==== GIVEN RECORDS ====
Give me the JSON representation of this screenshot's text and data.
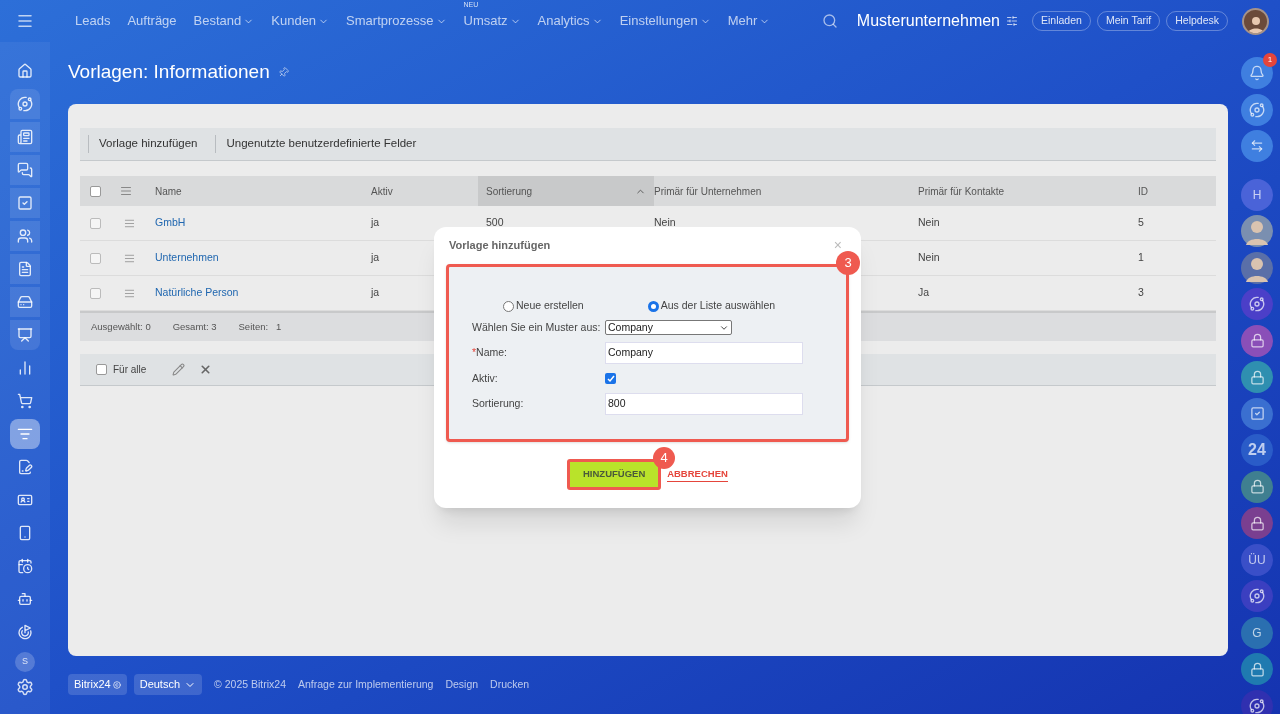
{
  "top_nav": {
    "items": [
      {
        "label": "Leads",
        "dropdown": false
      },
      {
        "label": "Aufträge",
        "dropdown": false
      },
      {
        "label": "Bestand",
        "dropdown": true
      },
      {
        "label": "Kunden",
        "dropdown": true
      },
      {
        "label": "Smartprozesse",
        "dropdown": true
      },
      {
        "label": "Umsatz",
        "dropdown": true,
        "badge": "NEU"
      },
      {
        "label": "Analytics",
        "dropdown": true
      },
      {
        "label": "Einstellungen",
        "dropdown": true
      },
      {
        "label": "Mehr",
        "dropdown": true
      }
    ],
    "company": "Musterunternehmen",
    "buttons": [
      "Einladen",
      "Mein Tarif",
      "Helpdesk"
    ]
  },
  "left_sidebar": [
    {
      "kind": "icon",
      "selected": false
    },
    {
      "kind": "icon",
      "selected": false
    },
    {
      "kind": "icon",
      "selected": false
    },
    {
      "kind": "icon",
      "selected": false
    },
    {
      "kind": "icon",
      "selected": false
    },
    {
      "kind": "icon",
      "selected": false
    },
    {
      "kind": "icon",
      "selected": false
    },
    {
      "kind": "icon",
      "selected": false
    },
    {
      "kind": "icon",
      "selected": false
    },
    {
      "kind": "icon",
      "selected": false
    },
    {
      "kind": "icon",
      "selected": false
    },
    {
      "kind": "icon",
      "selected": true
    },
    {
      "kind": "icon",
      "selected": false
    },
    {
      "kind": "icon",
      "selected": false
    },
    {
      "kind": "icon",
      "selected": false
    },
    {
      "kind": "icon",
      "selected": false
    },
    {
      "kind": "icon",
      "selected": false
    },
    {
      "kind": "icon",
      "selected": false
    },
    {
      "kind": "avatar",
      "label": "S"
    }
  ],
  "page_title": "Vorlagen: Informationen",
  "toolbar": [
    "Vorlage hinzufügen",
    "Ungenutzte benutzerdefinierte Felder"
  ],
  "table": {
    "select_all_checked": false,
    "columns": [
      {
        "label": "Name",
        "sorted": false
      },
      {
        "label": "Aktiv",
        "sorted": false
      },
      {
        "label": "Sortierung",
        "sorted": true
      },
      {
        "label": "Primär für Unternehmen",
        "sorted": false
      },
      {
        "label": "Primär für Kontakte",
        "sorted": false
      },
      {
        "label": "ID",
        "sorted": false
      }
    ],
    "rows": [
      {
        "checked": false,
        "cells": [
          "GmbH",
          "ja",
          "500",
          "Nein",
          "Nein",
          "5"
        ]
      },
      {
        "checked": false,
        "cells": [
          "Unternehmen",
          "ja",
          null,
          null,
          "Nein",
          "1"
        ]
      },
      {
        "checked": false,
        "cells": [
          "Natürliche Person",
          "ja",
          null,
          null,
          "Ja",
          "3"
        ]
      }
    ],
    "summary": [
      "Ausgewählt: 0",
      "Gesamt: 3",
      "Seiten:",
      "1"
    ]
  },
  "bulk_actions": {
    "label": "Für alle",
    "checked": false
  },
  "dialog": {
    "title": "Vorlage hinzufügen",
    "close": "×",
    "callout": "3",
    "radios": [
      {
        "label": "Neue erstellen",
        "selected": false
      },
      {
        "label": "Aus der Liste auswählen",
        "selected": true
      }
    ],
    "fields": [
      {
        "kind": "select",
        "label": "Wählen Sie ein Muster aus:",
        "value": "Company"
      },
      {
        "kind": "text",
        "required_mark": "*",
        "label": "Name:",
        "value": "Company"
      },
      {
        "kind": "checkbox",
        "label": "Aktiv:",
        "checked": true
      },
      {
        "kind": "text",
        "label": "Sortierung:",
        "value": "800"
      }
    ],
    "submit": {
      "label": "HINZUFÜGEN",
      "callout": "4"
    },
    "cancel": "ABBRECHEN"
  },
  "right_sidebar": [
    {
      "kind": "bell",
      "badge": "1",
      "color": "#3f7fe0"
    },
    {
      "kind": "icon",
      "color": "#3f7fe0"
    },
    {
      "kind": "chat",
      "color": "#3f7fe0"
    },
    {
      "kind": "letter",
      "label": "H",
      "color": "#4a63d8"
    },
    {
      "kind": "avatar",
      "color": "#7a8fb0"
    },
    {
      "kind": "avatar",
      "color": "#5a6fa8"
    },
    {
      "kind": "icon",
      "color": "#4b3fc8"
    },
    {
      "kind": "lock",
      "color": "#8a4fb8"
    },
    {
      "kind": "lock",
      "color": "#2f8fb0"
    },
    {
      "kind": "check",
      "color": "#3a6fd0"
    },
    {
      "kind": "number",
      "label": "24",
      "color": "#2a5cc8"
    },
    {
      "kind": "lock",
      "color": "#3f7f90"
    },
    {
      "kind": "lock",
      "color": "#7a3f90"
    },
    {
      "kind": "letter",
      "label": "ÜU",
      "color": "#3a4fc8"
    },
    {
      "kind": "icon",
      "color": "#3b3fc0"
    },
    {
      "kind": "letter",
      "label": "G",
      "color": "#2a6fb0"
    },
    {
      "kind": "lock",
      "color": "#1f7ab0"
    },
    {
      "kind": "icon",
      "color": "#3030b0"
    }
  ],
  "footer": {
    "brand": "Bitrix24",
    "language": "Deutsch",
    "links": [
      "© 2025 Bitrix24",
      "Anfrage zur Implementierung",
      "Design",
      "Drucken"
    ]
  }
}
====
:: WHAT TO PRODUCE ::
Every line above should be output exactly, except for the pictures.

:: OUTPUT OF THE TASK ::
Give me the JSON representation of this screenshot's text and data.
{
  "top_nav": {
    "items": [
      {
        "label": "Leads",
        "dropdown": false
      },
      {
        "label": "Aufträge",
        "dropdown": false
      },
      {
        "label": "Bestand",
        "dropdown": true
      },
      {
        "label": "Kunden",
        "dropdown": true
      },
      {
        "label": "Smartprozesse",
        "dropdown": true
      },
      {
        "label": "Umsatz",
        "dropdown": true,
        "badge": "NEU"
      },
      {
        "label": "Analytics",
        "dropdown": true
      },
      {
        "label": "Einstellungen",
        "dropdown": true
      },
      {
        "label": "Mehr",
        "dropdown": true
      }
    ],
    "company": "Musterunternehmen",
    "buttons": [
      "Einladen",
      "Mein Tarif",
      "Helpdesk"
    ]
  },
  "left_sidebar": [
    {
      "kind": "icon",
      "selected": false
    },
    {
      "kind": "icon",
      "selected": false
    },
    {
      "kind": "icon",
      "selected": false
    },
    {
      "kind": "icon",
      "selected": false
    },
    {
      "kind": "icon",
      "selected": false
    },
    {
      "kind": "icon",
      "selected": false
    },
    {
      "kind": "icon",
      "selected": false
    },
    {
      "kind": "icon",
      "selected": false
    },
    {
      "kind": "icon",
      "selected": false
    },
    {
      "kind": "icon",
      "selected": false
    },
    {
      "kind": "icon",
      "selected": false
    },
    {
      "kind": "icon",
      "selected": true
    },
    {
      "kind": "icon",
      "selected": false
    },
    {
      "kind": "icon",
      "selected": false
    },
    {
      "kind": "icon",
      "selected": false
    },
    {
      "kind": "icon",
      "selected": false
    },
    {
      "kind": "icon",
      "selected": false
    },
    {
      "kind": "icon",
      "selected": false
    },
    {
      "kind": "avatar",
      "label": "S"
    }
  ],
  "page_title": "Vorlagen: Informationen",
  "toolbar": [
    "Vorlage hinzufügen",
    "Ungenutzte benutzerdefinierte Felder"
  ],
  "table": {
    "select_all_checked": false,
    "columns": [
      {
        "label": "Name",
        "sorted": false
      },
      {
        "label": "Aktiv",
        "sorted": false
      },
      {
        "label": "Sortierung",
        "sorted": true
      },
      {
        "label": "Primär für Unternehmen",
        "sorted": false
      },
      {
        "label": "Primär für Kontakte",
        "sorted": false
      },
      {
        "label": "ID",
        "sorted": false
      }
    ],
    "rows": [
      {
        "checked": false,
        "cells": [
          "GmbH",
          "ja",
          "500",
          "Nein",
          "Nein",
          "5"
        ]
      },
      {
        "checked": false,
        "cells": [
          "Unternehmen",
          "ja",
          null,
          null,
          "Nein",
          "1"
        ]
      },
      {
        "checked": false,
        "cells": [
          "Natürliche Person",
          "ja",
          null,
          null,
          "Ja",
          "3"
        ]
      }
    ],
    "summary": [
      "Ausgewählt: 0",
      "Gesamt: 3",
      "Seiten:",
      "1"
    ]
  },
  "bulk_actions": {
    "label": "Für alle",
    "checked": false
  },
  "dialog": {
    "title": "Vorlage hinzufügen",
    "close": "×",
    "callout": "3",
    "radios": [
      {
        "label": "Neue erstellen",
        "selected": false
      },
      {
        "label": "Aus der Liste auswählen",
        "selected": true
      }
    ],
    "fields": [
      {
        "kind": "select",
        "label": "Wählen Sie ein Muster aus:",
        "value": "Company"
      },
      {
        "kind": "text",
        "required_mark": "*",
        "label": "Name:",
        "value": "Company"
      },
      {
        "kind": "checkbox",
        "label": "Aktiv:",
        "checked": true
      },
      {
        "kind": "text",
        "label": "Sortierung:",
        "value": "800"
      }
    ],
    "submit": {
      "label": "HINZUFÜGEN",
      "callout": "4"
    },
    "cancel": "ABBRECHEN"
  },
  "right_sidebar": [
    {
      "kind": "bell",
      "badge": "1",
      "color": "#3f7fe0"
    },
    {
      "kind": "icon",
      "color": "#3f7fe0"
    },
    {
      "kind": "chat",
      "color": "#3f7fe0"
    },
    {
      "kind": "letter",
      "label": "H",
      "color": "#4a63d8"
    },
    {
      "kind": "avatar",
      "color": "#7a8fb0"
    },
    {
      "kind": "avatar",
      "color": "#5a6fa8"
    },
    {
      "kind": "icon",
      "color": "#4b3fc8"
    },
    {
      "kind": "lock",
      "color": "#8a4fb8"
    },
    {
      "kind": "lock",
      "color": "#2f8fb0"
    },
    {
      "kind": "check",
      "color": "#3a6fd0"
    },
    {
      "kind": "number",
      "label": "24",
      "color": "#2a5cc8"
    },
    {
      "kind": "lock",
      "color": "#3f7f90"
    },
    {
      "kind": "lock",
      "color": "#7a3f90"
    },
    {
      "kind": "letter",
      "label": "ÜU",
      "color": "#3a4fc8"
    },
    {
      "kind": "icon",
      "color": "#3b3fc0"
    },
    {
      "kind": "letter",
      "label": "G",
      "color": "#2a6fb0"
    },
    {
      "kind": "lock",
      "color": "#1f7ab0"
    },
    {
      "kind": "icon",
      "color": "#3030b0"
    }
  ],
  "footer": {
    "brand": "Bitrix24",
    "language": "Deutsch",
    "links": [
      "© 2025 Bitrix24",
      "Anfrage zur Implementierung",
      "Design",
      "Drucken"
    ]
  }
}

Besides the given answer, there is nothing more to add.